A sense of calm in the cockpit, a pilot remembering everything learnt during those hours of training in the simulator when they switch off one engine, and you can get modern civil aviation airplanes back on the ground for the airport fire services to spray the white foam around on the infield, and everyone to have a slide down the emergency shutes.

Looks worrying from the pictures, but at least the engine didn't fall off leading to a dangerous imbalance of weight distrubution leading to potential catestrophic sudden roll of the aircraft, and from there - the only way is quickly down - and a far different tone to the television coverage.


In certain scenarios, namely an uncontained engine failure as seen here, the engines are actually designed to detach should it begin to vibrate or disintegrate to an extent where it’s better for it to go.


Really!? How on earth would that work in practice, and how would your deal with the sudden severe imbalance it would create? (putting aside the issue that dropping 20 tonnes of engine from the sky isn't a terribly good idea)


It doesn't necessarily have to happen in the sky either - it sometimes happens whilst still on the runway.

Avatar Credit: © Independent Television News. Avatar Subject: Jonathan George Snow HonFRIBA
JW
JamesWorldNews Central World News
A sense of calm in the cockpit, a pilot remembering everything learnt during those hours of training in the simulator when they switch off one engine, and you can get modern civil aviation airplanes back on the ground for the airport fire services to spray the white foam around on the infield, and everyone to have a slide down the emergency shutes.

Looks worrying from the pictures, but at least the engine didn't fall off leading to a dangerous imbalance of weight distrubution leading to potential catestrophic sudden roll of the aircraft, and from there - the only way is quickly down - and a far different tone to the television coverage.

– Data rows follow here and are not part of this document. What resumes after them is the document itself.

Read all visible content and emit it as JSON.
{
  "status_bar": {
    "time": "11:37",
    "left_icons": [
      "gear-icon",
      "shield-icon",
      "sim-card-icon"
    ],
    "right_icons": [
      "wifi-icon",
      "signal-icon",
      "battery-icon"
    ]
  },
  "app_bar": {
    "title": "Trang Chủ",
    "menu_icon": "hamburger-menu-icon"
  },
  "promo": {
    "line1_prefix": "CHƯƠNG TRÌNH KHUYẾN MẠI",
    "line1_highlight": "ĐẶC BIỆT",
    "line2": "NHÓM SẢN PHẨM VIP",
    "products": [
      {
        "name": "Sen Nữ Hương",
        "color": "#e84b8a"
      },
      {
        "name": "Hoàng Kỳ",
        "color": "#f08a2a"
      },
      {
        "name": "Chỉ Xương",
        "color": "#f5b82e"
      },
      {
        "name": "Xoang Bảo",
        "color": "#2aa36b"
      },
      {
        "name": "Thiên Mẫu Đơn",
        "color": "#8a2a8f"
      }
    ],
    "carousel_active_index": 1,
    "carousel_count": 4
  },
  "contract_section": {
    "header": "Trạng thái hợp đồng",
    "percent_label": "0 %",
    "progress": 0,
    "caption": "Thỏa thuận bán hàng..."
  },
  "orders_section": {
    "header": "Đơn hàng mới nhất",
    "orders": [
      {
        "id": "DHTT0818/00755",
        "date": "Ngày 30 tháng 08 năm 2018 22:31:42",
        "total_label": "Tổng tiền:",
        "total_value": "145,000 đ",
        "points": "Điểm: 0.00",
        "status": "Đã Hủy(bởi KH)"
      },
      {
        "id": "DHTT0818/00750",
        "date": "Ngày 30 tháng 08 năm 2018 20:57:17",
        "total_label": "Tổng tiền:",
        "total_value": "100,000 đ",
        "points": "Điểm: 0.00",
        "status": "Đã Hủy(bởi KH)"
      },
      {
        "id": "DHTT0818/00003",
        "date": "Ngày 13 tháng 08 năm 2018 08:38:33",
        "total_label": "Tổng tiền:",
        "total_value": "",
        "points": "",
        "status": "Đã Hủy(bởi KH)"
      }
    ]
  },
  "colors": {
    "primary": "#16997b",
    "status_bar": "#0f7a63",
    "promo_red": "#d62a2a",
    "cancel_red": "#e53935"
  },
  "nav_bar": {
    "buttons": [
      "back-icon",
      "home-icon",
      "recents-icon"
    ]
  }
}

In certain scenarios, namely an uncontained engine failure as seen here, the engines are actually designed to detach should it begin to vibrate or disintegrate to an extent where it’s better for it to go.

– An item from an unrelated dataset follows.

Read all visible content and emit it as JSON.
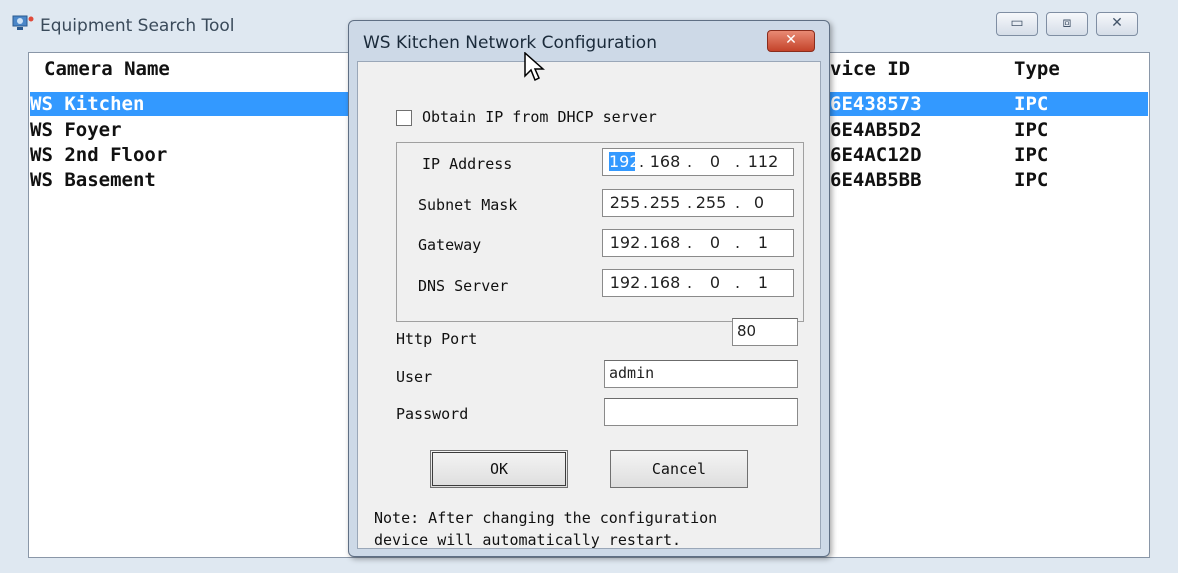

Really!? How on earth would that work in practice, and how would your deal with the sudden severe imbalance it would create? (putting aside the issue that dropping 20 tonnes of engine from the sky isn't a terribly good idea)


The aircraft would lurch violently to one side, alerting the pilots of a missing engine (until recently, the physical detachment of an engine was not alerted by any alarm in the cockpit. The aerodynamic behaviour of the aircraft would be the pilots’ first indication of a problem).

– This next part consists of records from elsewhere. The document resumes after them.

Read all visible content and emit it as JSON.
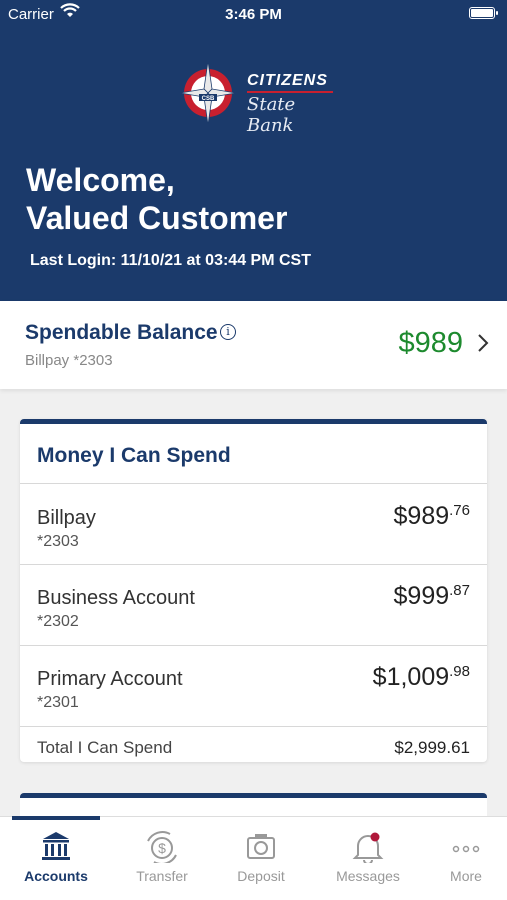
{
  "status_bar": {
    "carrier": "Carrier",
    "time": "3:46 PM"
  },
  "logo": {
    "citizens": "CITIZENS",
    "state_bank": "State Bank",
    "mark_text": "CSB"
  },
  "welcome": {
    "line1": "Welcome,",
    "line2": "Valued Customer"
  },
  "last_login": "Last Login: 11/10/21 at 03:44 PM CST",
  "spendable": {
    "title": "Spendable Balance",
    "info_glyph": "i",
    "subtitle": "Billpay *2303",
    "amount": "$989"
  },
  "money_card": {
    "title": "Money I Can Spend",
    "accounts": [
      {
        "name": "Billpay",
        "number": "*2303",
        "amount_main": "$989",
        "amount_cents": ".76"
      },
      {
        "name": "Business Account",
        "number": "*2302",
        "amount_main": "$999",
        "amount_cents": ".87"
      },
      {
        "name": "Primary Account",
        "number": "*2301",
        "amount_main": "$1,009",
        "amount_cents": ".98"
      }
    ],
    "total_label": "Total I Can Spend",
    "total_value": "$2,999.61"
  },
  "tabs": [
    {
      "label": "Accounts",
      "icon": "bank-icon",
      "active": true
    },
    {
      "label": "Transfer",
      "icon": "transfer-icon",
      "active": false
    },
    {
      "label": "Deposit",
      "icon": "camera-icon",
      "active": false
    },
    {
      "label": "Messages",
      "icon": "bell-icon",
      "active": false
    },
    {
      "label": "More",
      "icon": "more-icon",
      "active": false
    }
  ],
  "colors": {
    "brand_navy": "#1b3a6b",
    "brand_red": "#c8202f",
    "positive_green": "#1d8a2e",
    "tab_inactive": "#999999",
    "notification_dot": "#b0183a"
  }
}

They would control the aircraft using the flight control surfaces with heavier rudder inputs to compensate for the single remaining engine on one side, which would - logically - attempt to make the aircraft turn in the air. Hard rudder in the opposite direction will bring the aircraft back on course.

Well, you did ask.............

Wolf Blitzer
CNN
Atlanta
@JamesWorldNews | #StayHomeSaveLives
MA
Markymark Meridian (Thames Valley) South Today

In certain scenarios, namely an uncontained engine failure as seen here, the engines are actually designed to detach should it begin to vibrate or disintegrate to an extent where it’s better for it to go.


Really!? How on earth would that work in practice, and how would your deal with the sudden severe imbalance it would create? (putting aside the issue that dropping 20 tonnes of engine from the sky isn't a terribly good idea)


The aircraft would lurch violently to one side, alerting the pilots of a missing engine (until recently, the physical detachment of an engine was not alerted by any alarm in the cockpit. The aerodynamic behaviour of the aircraft would be the pilots’ first indication of a problem).

They would control the aircraft using the flight control surfaces with heavier rudder inputs to compensate for the single remaining engine on one side, which would - logically - attempt to make the aircraft turn in the air. Hard rudder in the opposite direction will bring the aircraft back on course.

Well, you did ask.............

Wolf Blitzer
CNN
Atlanta


Come on. It's another 6 weeks to go until April 1st

Engines fall do off unintentionally, of course

https://www.flightglobal.com/engine-falls-off-nationwide-airlines-737-200/77087.article
--
Avatar credit: © BBC, ITA, BREMA 1967

Newer posts